First Monument Avenue Commission public hearing tense, raucous
8/18/2017, 2:24 a.m.
By Saraya Wintersmith
The Monument Avenue Commission’s way forward remains murky following its tense and raucous first public comment meeting Wednesday, Aug. 9, at the Virginia Historical Society.
The commission posed two questions to the audience packed with more than 500 people — How do you best add context to the statues of Confederates on Monument Avenue, and what statues of persons or events would you like to see added?
About half of the 40-plus speakers allowed during the two-hour meeting spoke in favor of adding some kind of context to the five Confederate monuments along the city’s tree-lined thoroughfare. The other half passionately asked that the statues either be taken down or left untouched.
Despite admonishment from Gregg Kimball, the commission co-chair and event moderator, audience members sporadically booed, jeered and interrupted the speakers. The speakers were selected through random numbers drawn by commission members. But as the comments became more fervent, the format was abandoned, and the audience became loud and raucous.
Jane Hoover said her maternal grandfather was one of many children who helped in the unveiling of the Jefferson Davis monument in the summer of 1907. She insisted the Confederate statues are all dedicated to honorable men.
“Remove not the ancient landmarks which thy have set,” Ms. Hoover quoted from the Bible’s Book of Proverbs. “Nobody publicly contextualizes or judges Maggie Walker, Arthur Ashe or the Lincoln monuments in Richmond. Who are you to publicly contextualize or judge Maury, Lee, Stuart, Jackson and President Davis’ monuments?”

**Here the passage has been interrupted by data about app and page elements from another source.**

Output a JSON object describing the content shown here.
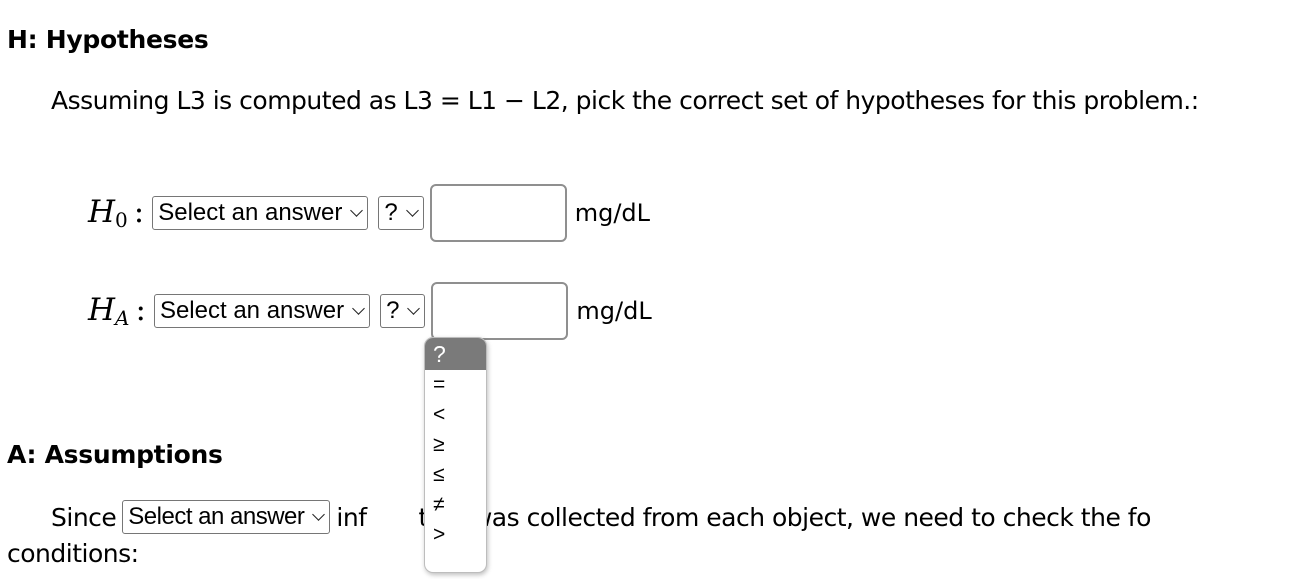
{
  "sections": {
    "hypotheses": {
      "heading": "H: Hypotheses",
      "prompt": "Assuming L3 is computed as L3 = L1 − L2, pick the correct set of hypotheses for this problem.:",
      "rows": [
        {
          "symbol": "H",
          "subscript": "0",
          "colon": ":",
          "parameter_select": "Select an answer",
          "operator_select": "?",
          "value_input": "",
          "unit": "mg/dL"
        },
        {
          "symbol": "H",
          "subscript": "A",
          "colon": ":",
          "parameter_select": "Select an answer",
          "operator_select": "?",
          "value_input": "",
          "unit": "mg/dL"
        }
      ]
    },
    "assumptions": {
      "heading": "A: Assumptions",
      "text_before": "Since",
      "select": "Select an answer",
      "text_after_visible": "inf",
      "text_after_hidden_tail": "tion was collected from each object, we need to check the fo",
      "line2": "conditions:"
    }
  },
  "operator_dropdown": {
    "open": true,
    "selected": "?",
    "options": [
      "?",
      "=",
      "<",
      "≥",
      "≤",
      "≠",
      ">"
    ]
  }
}
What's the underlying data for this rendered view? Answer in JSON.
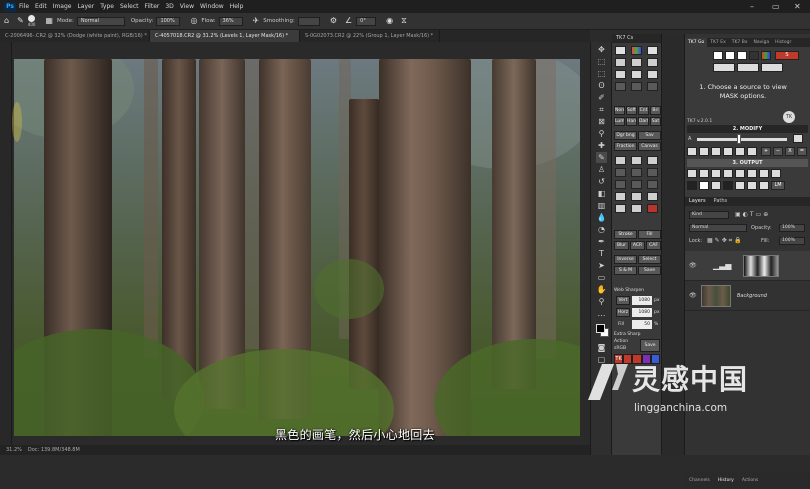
{
  "menu": {
    "app_icon": "Ps",
    "items": [
      "File",
      "Edit",
      "Image",
      "Layer",
      "Type",
      "Select",
      "Filter",
      "3D",
      "View",
      "Window",
      "Help"
    ]
  },
  "window_controls": {
    "minimize": "–",
    "restore": "▭",
    "close": "✕"
  },
  "options_bar": {
    "mode_label": "Mode:",
    "mode_value": "Normal",
    "opacity_label": "Opacity:",
    "opacity_value": "100%",
    "flow_label": "Flow:",
    "flow_value": "36%",
    "smoothing_label": "Smoothing:",
    "angle_value": "0°",
    "brush_size": "400"
  },
  "document_tabs": [
    {
      "label": "C-2006496-.CR2 @ 32% (Dodge (white paint), RGB/16) *",
      "active": false
    },
    {
      "label": "C-4057018.CR2 @ 31.2% (Levels 1, Layer Mask/16) *",
      "active": true
    },
    {
      "label": "S-0G02073.CR2 @ 22% (Group 1, Layer Mask/16) *",
      "active": false
    }
  ],
  "status_bar": {
    "zoom": "31.2%",
    "doc_info": "Doc: 139.8M/348.8M"
  },
  "subtitle": "黑色的画笔，然后小心地回去",
  "tk7_panel": {
    "header": "TK7 Cs",
    "rows": [
      [
        "Norm",
        "Soft",
        "Cnt",
        "Bri"
      ],
      [
        "Lum",
        "Hard",
        "Dark",
        "Sat"
      ]
    ],
    "dodge_burn": [
      "Dgr bng",
      "Sav"
    ],
    "fraction": [
      "Fraction",
      "Canvas"
    ],
    "stroke_fill": [
      "Stroke",
      "Fill"
    ],
    "blur_acr": [
      "Blur",
      "ACR",
      "CAF"
    ],
    "inverse_select": [
      "Inverse",
      "Select"
    ],
    "sm_save": [
      "S & M",
      "Save"
    ],
    "web_sharpen": "Web Sharpen",
    "vert_label": "Vert",
    "vert_value": "1080",
    "horz_label": "Horz",
    "horz_value": "1080",
    "fill_label": "Fill",
    "fill_value": "50",
    "unit_px": "px",
    "unit_pct": "%",
    "extra_sharp": "Extra Sharp",
    "action_label": "Action",
    "srgb_label": "sRGB",
    "save_label": "Save",
    "tk_label": "TK"
  },
  "right_tabs": [
    "TK7 Go",
    "TK7 Ex",
    "TK7 Bx",
    "Naviga",
    "Histogr"
  ],
  "tk_go": {
    "message": "1. Choose a source to view MASK options.",
    "version": "TK7 v.2.0.1",
    "modify": "2. MODIFY",
    "output": "3. OUTPUT",
    "logo_text": "TK",
    "btn_a": "A",
    "btn_lm": "LM",
    "btn_x": "X",
    "btn_s": "S",
    "btn_plus": "+",
    "btn_minus": "−",
    "btn_eq": "="
  },
  "layers_panel": {
    "tabs": [
      "Layers",
      "Paths"
    ],
    "kind": "Kind",
    "blend": "Normal",
    "opacity_label": "Opacity:",
    "opacity": "100%",
    "lock_label": "Lock:",
    "fill_label": "Fill:",
    "fill": "100%",
    "layers": [
      {
        "name": "",
        "kind": "adjustment"
      },
      {
        "name": "Background",
        "kind": "image"
      }
    ]
  },
  "bottom_tabs": [
    "Channels",
    "History",
    "Actions"
  ],
  "watermark": {
    "cn": "灵感中国",
    "url": "lingganchina.com"
  },
  "colors": {
    "accent": "#31a8ff",
    "panel": "#333333",
    "tk_red": "#c0392b",
    "tk_purple": "#7b2fb5"
  }
}
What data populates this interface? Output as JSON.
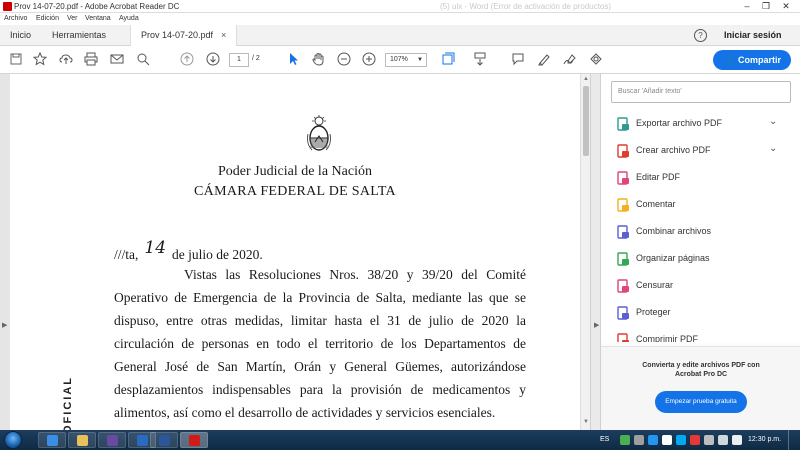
{
  "window": {
    "title": "Prov 14-07-20.pdf - Adobe Acrobat Reader DC",
    "background_title": "(5) ulx - Word (Error de activación de productos)"
  },
  "menu": [
    "Archivo",
    "Edición",
    "Ver",
    "Ventana",
    "Ayuda"
  ],
  "tabs": {
    "home": "Inicio",
    "tools": "Herramientas",
    "document": "Prov 14-07-20.pdf",
    "close_glyph": "×"
  },
  "header": {
    "help": "?",
    "signin": "Iniciar sesión"
  },
  "toolbar": {
    "page_current": "1",
    "page_total": "/ 2",
    "zoom": "107%",
    "share_label": "Compartir"
  },
  "document": {
    "heading1": "Poder Judicial de la Nación",
    "heading2": "CÁMARA FEDERAL DE SALTA",
    "dateline_prefix": "///ta,",
    "dateline_handwritten": "14",
    "dateline_suffix": "de julio de 2020.",
    "lines": [
      "Vistas las Resoluciones Nros. 38/20 y 39/20 del Comité",
      "Operativo de Emergencia de la Provincia de Salta, mediante las que se",
      "dispuso, entre otras medidas, limitar hasta el 31 de julio de 2020 la",
      "circulación de personas en todo el territorio de los Departamentos de",
      "General José de San Martín, Orán y General Güemes, autorizándose",
      "desplazamientos indispensables para la provisión de medicamentos y",
      "alimentos, así como el desarrollo de actividades y servicios esenciales."
    ],
    "stamp": "OFICIAL"
  },
  "panel": {
    "search_placeholder": "Buscar 'Añadir texto'",
    "tools": [
      {
        "label": "Exportar archivo PDF",
        "color": "#2d9b8f",
        "expandable": true
      },
      {
        "label": "Crear archivo PDF",
        "color": "#e03c31",
        "expandable": true
      },
      {
        "label": "Editar PDF",
        "color": "#e0457b",
        "expandable": false
      },
      {
        "label": "Comentar",
        "color": "#f2b01e",
        "expandable": false
      },
      {
        "label": "Combinar archivos",
        "color": "#5a5fd6",
        "expandable": false
      },
      {
        "label": "Organizar páginas",
        "color": "#33a852",
        "expandable": false
      },
      {
        "label": "Censurar",
        "color": "#e0457b",
        "expandable": false
      },
      {
        "label": "Proteger",
        "color": "#5a5fd6",
        "expandable": false
      },
      {
        "label": "Comprimir PDF",
        "color": "#e03c31",
        "expandable": false
      }
    ],
    "promo_text": "Convierta y edite archivos PDF con Acrobat Pro DC",
    "trial_button": "Empezar prueba gratuita"
  },
  "taskbar": {
    "language": "ES",
    "clock": "12:30 p.m."
  },
  "colors": {
    "accent": "#1473e6",
    "titlebar_ghost": "#c9c9c9"
  }
}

“Only the ignorant, uneducated people will look upon these statues as a hateful, racist symbol,” said Kathleen Beilstein, who said the statues should remain untouched.
“If Mayor (Levar M.) Stoney has his way with the added context, I hope it will be beautiful plaques and not mar or degrade these bigger than life historic statues which represent our heritage.”
But many speakers said the statues should be removed.
“I stand here on the backs of my ancestors who helped build Virginia. However, I do not see that reflected on Monument Avenue,” said Thelma Brown.
The appropriate “context,” she argued, belongs in school lessons, not on the monuments along the avenue. “They should go down. There’s nothing heroic about it and it’s painful to this day.”
Pointing to recent rallies in Charlottesville by white supremacist and Ku Klux Klan groups to preserve Confederate monuments there, Fredericksburg resident George Knight said, “When we say we can avoid what’s going on in Charlottesville by just letting the statues stay up, we’re just saying, ‘I’m too much of a coward to stand up to white supremacy and to stand up to racism.’ ”
He then chided Confederate supporters at the meeting for their deep affection for “participation trophies,” and shouted, “Down with white supremacy!”
“We’re cementing in this moment that one option was never considered,” said Jaynell Pittman-Shaw of Richmond. “We just went straight to context. And I think by doing so, we eliminated a whole group of opinions (and) a whole group of constituents.”
Mayor Stoney charged the commission with putting the statues “in context,” leading many commission members and area residents to believe that removing the statues is not an option.
Dr. Kimball said the evening’s charged atmosphere and emotional responses were no surprise.
“It’s a very passionate topic. It’s about our ancestors, and nothing’s more personal than family,” he said after the meeting.
He said he hopes more concrete ideas about context will emerge at the commission’s next public hearing 6:30 p.m. Wednesday, Sept. 13, at the Virginia Historical Society, 428 N. Boulevard.
A handful of participants brought specific ideas for adding context to the Monument Avenue statues.
Benjamin Paul, who identified himself as a former Monument Avenue resident, said one way “is to acknowledge that (the Civil War) happened, and to acknowledge that it was about slavery and to acknowledge that that side lost.”
A mixture of applause and groans emanated from the audience.
A woman who identified herself as a Monument Avenue resident, was moved to tears as she spoke in support of dedicating a statue to Richmond native and former Gov. L. Douglas Wilder, the nation’s first elected African-American governor.
“Don’t you see?” she said as the crowd snickered. “That was such an important moment when he was elected governor,” she sobbed. “It sort of completes the story of Virginia.”
Among the other suggestions were adding billboard-like signs with factual bullet points; adding a monument for African-American Confederate soldiers; and dedicating a separate row of monuments along the Boulevard to honor African-Americans.